Start with four architectural and historic gems — City Hall, Central Fire Station, Peabody Institute Library and the Soldiers and Sailors Monument — dating back to the 19th century. Factor in its status as the major link between the regional highway system and the tourist attractions and major institutions (courthouses, state university, medical center, etc.) located in Salem. And try to envision the possibilities inherent in the underutilized properties that line the short stretch of the North River between Central Street and a transportation hub that offers direct bus and train service to Boston.
Downtown Peabody abounds with potential as yet unrealized. And at the start of his second term, Mayor Ted Bettencourt is determined to change the area’s fortunes.
For too many years, Peabody Square’s chief allure has been as an ideal place for TV crews to bring their cameras whenever rain and/or melting snow causes rivers to rise and streets to flood in the region. Rarely has it been the subject of glowing stories of downtown revival like those now routine for places like Newton or Newburyport.
Indeed, the burst of activity New Brothers Deli brought to Peabody Square in the Peter Torigian era quickly flamed out after the popular restaurant’s owners moved their business to the town next door, where it became a key component in Danvers Square’s resurgence.
Rather than lament what was or what might have been, Bettencourt appears determined to take advantage of the initiatives undertaken under predecessors Torigian and Michael Bonfanti to return the square to its historic place as a hub of civic life in Peabody.
Working with his counterpart in Salem, he has pressed forward with efforts to alleviate the flooding problems that occur when streams that flow from South and West Peabody meet the incoming tide from the North River in what was once a mill pond located under the present-day intersection of Central and Main streets. And he insists that the reconfiguration of Main Street from two lanes to one lane in each direction can keep traffic flowing between the highways and downtown Salem, while at the same time making the area safer for pedestrians.
In recent weeks, he has announced plans for a new hotel downtown in the O’Shea Building at the corner of Main and Foster streets and floated the idea of the city building a garage to accommodate what he anticipates will be an increased demand for parking. (A big part of what distinguishes downtown Salem from other older, urban centers is the presence of Hawthorne Hotel, which continues to function as both a first-class lodging establishment and a central gathering place for both residents and visitors.)
Bettencourt’s most daunting challenge may be convincing a City Council long paralyzed by fear of change and lack of vision to view downtown Peabody’s future with the same optimism he expresses.

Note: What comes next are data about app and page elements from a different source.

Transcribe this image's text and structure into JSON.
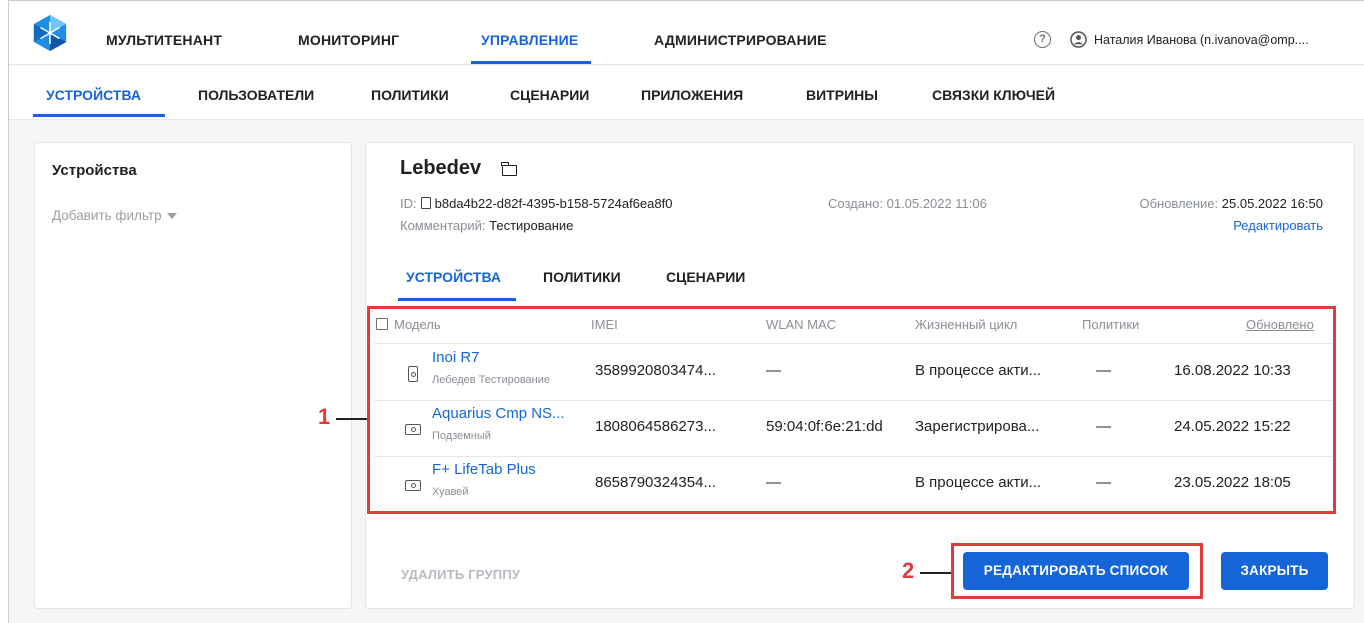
{
  "topnav": {
    "items": [
      "МУЛЬТИТЕНАНТ",
      "МОНИТОРИНГ",
      "УПРАВЛЕНИЕ",
      "АДМИНИСТРИРОВАНИЕ"
    ],
    "active": "УПРАВЛЕНИЕ",
    "help_symbol": "?",
    "user": "Наталия Иванова (n.ivanova@omp...."
  },
  "subnav": {
    "items": [
      "УСТРОЙСТВА",
      "ПОЛЬЗОВАТЕЛИ",
      "ПОЛИТИКИ",
      "СЦЕНАРИИ",
      "ПРИЛОЖЕНИЯ",
      "ВИТРИНЫ",
      "СВЯЗКИ КЛЮЧЕЙ"
    ],
    "active": "УСТРОЙСТВА"
  },
  "left": {
    "title": "Устройства",
    "add_filter": "Добавить фильтр"
  },
  "group": {
    "name": "Lebedev",
    "id_label": "ID:",
    "id": "b8da4b22-d82f-4395-b158-5724af6ea8f0",
    "comment_label": "Комментарий:",
    "comment": "Тестирование",
    "created_label": "Создано:",
    "created": "01.05.2022 11:06",
    "updated_label": "Обновление:",
    "updated": "25.05.2022 16:50",
    "edit_link": "Редактировать"
  },
  "inner_tabs": [
    "УСТРОЙСТВА",
    "ПОЛИТИКИ",
    "СЦЕНАРИИ"
  ],
  "table": {
    "headers": [
      "Модель",
      "IMEI",
      "WLAN MAC",
      "Жизненный цикл",
      "Политики",
      "Обновлено"
    ],
    "rows": [
      {
        "model": "Inoi R7",
        "owner": "Лебедев Тестирование",
        "imei": "3589920803474...",
        "mac": "—",
        "lifecycle": "В процессе акти...",
        "policies": "—",
        "updated": "16.08.2022 10:33",
        "icon": "phone-icon"
      },
      {
        "model": "Aquarius Cmp NS...",
        "owner": "Подземный",
        "imei": "1808064586273...",
        "mac": "59:04:0f:6e:21:dd",
        "lifecycle": "Зарегистрирова...",
        "policies": "—",
        "updated": "24.05.2022 15:22",
        "icon": "tablet-icon"
      },
      {
        "model": "F+ LifeTab Plus",
        "owner": "Хуавей",
        "imei": "8658790324354...",
        "mac": "—",
        "lifecycle": "В процессе акти...",
        "policies": "—",
        "updated": "23.05.2022 18:05",
        "icon": "tablet-icon"
      }
    ]
  },
  "footer": {
    "delete_group": "УДАЛИТЬ ГРУППУ",
    "edit_list": "РЕДАКТИРОВАТЬ СПИСОК",
    "close": "ЗАКРЫТЬ"
  },
  "annotations": [
    "1",
    "2"
  ],
  "colors": {
    "accent": "#1565d8",
    "annotation": "#e03c3c"
  }
}
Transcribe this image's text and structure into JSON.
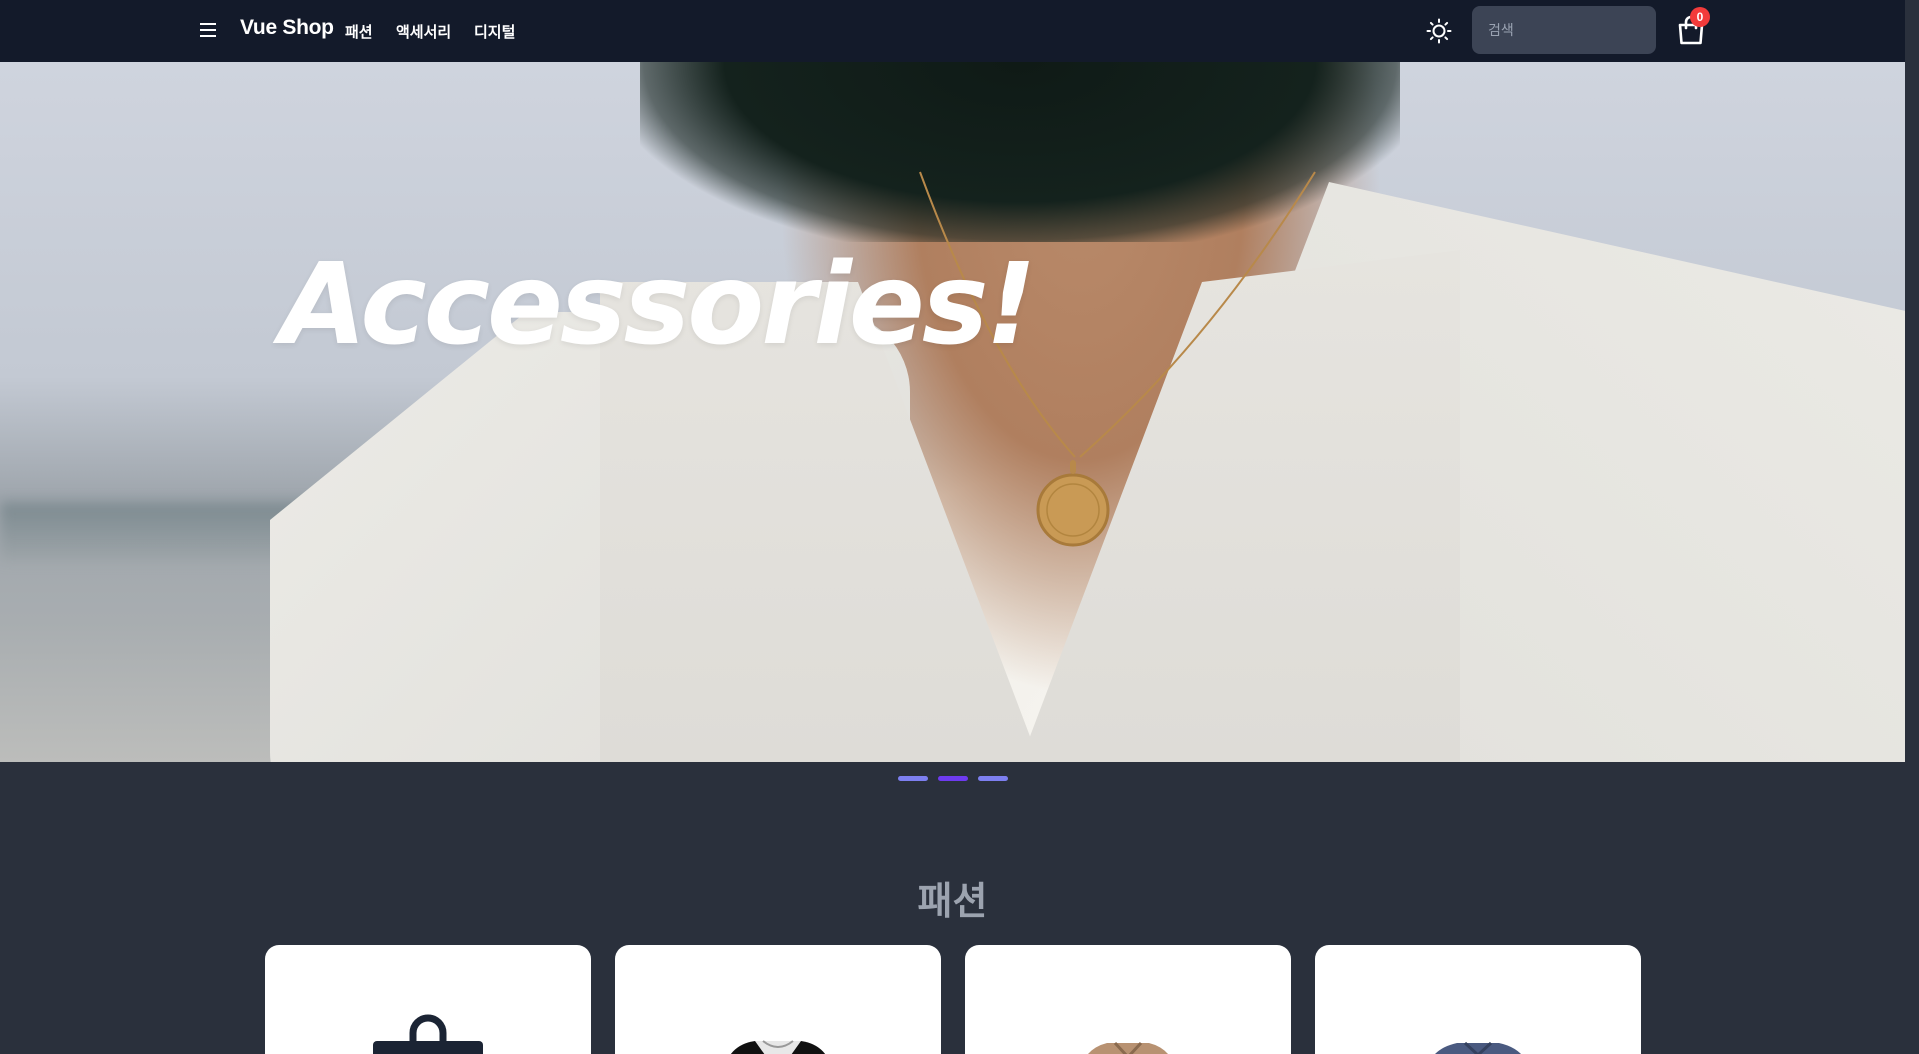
{
  "navbar": {
    "brand": "Vue Shop",
    "links": [
      "패션",
      "액세서리",
      "디지털"
    ],
    "search_placeholder": "검색",
    "cart_count": "0",
    "menu_icon": "hamburger-menu-icon",
    "theme_icon": "sun-icon",
    "cart_icon": "shopping-bag-icon"
  },
  "hero": {
    "title": "Accessories!",
    "slides": 3,
    "active_slide": 2
  },
  "section": {
    "title": "패션",
    "products": [
      {
        "name": "product-bag"
      },
      {
        "name": "product-raglan-shirt"
      },
      {
        "name": "product-jacket"
      },
      {
        "name": "product-tshirt"
      }
    ]
  },
  "colors": {
    "navbar_bg": "#131a2a",
    "page_bg": "#2a303c",
    "accent": "#6e3bf0",
    "badge": "#f23b3b"
  }
}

As noted earlier, there is plenty of potential in the underutilized residential, commercial and industrial properties located along the North River corridor. But realizing that potential requires working with prospective developers willing to invest in the area, and making a reach or two like building a light-rail system linking the downtown with the MBTA’s new regional transportation hub in Salem.
Most urban planners will tell you that having more people living downtown is a good thing, not a bad one. And given the current traffic conditions in Peabody (like almost every other community on the North Shore), expansion of the public-transportation infrastructure should not be viewed as pie-in-the-sky but, rather, a commonsense solution to a problem that appears to be only getting worse.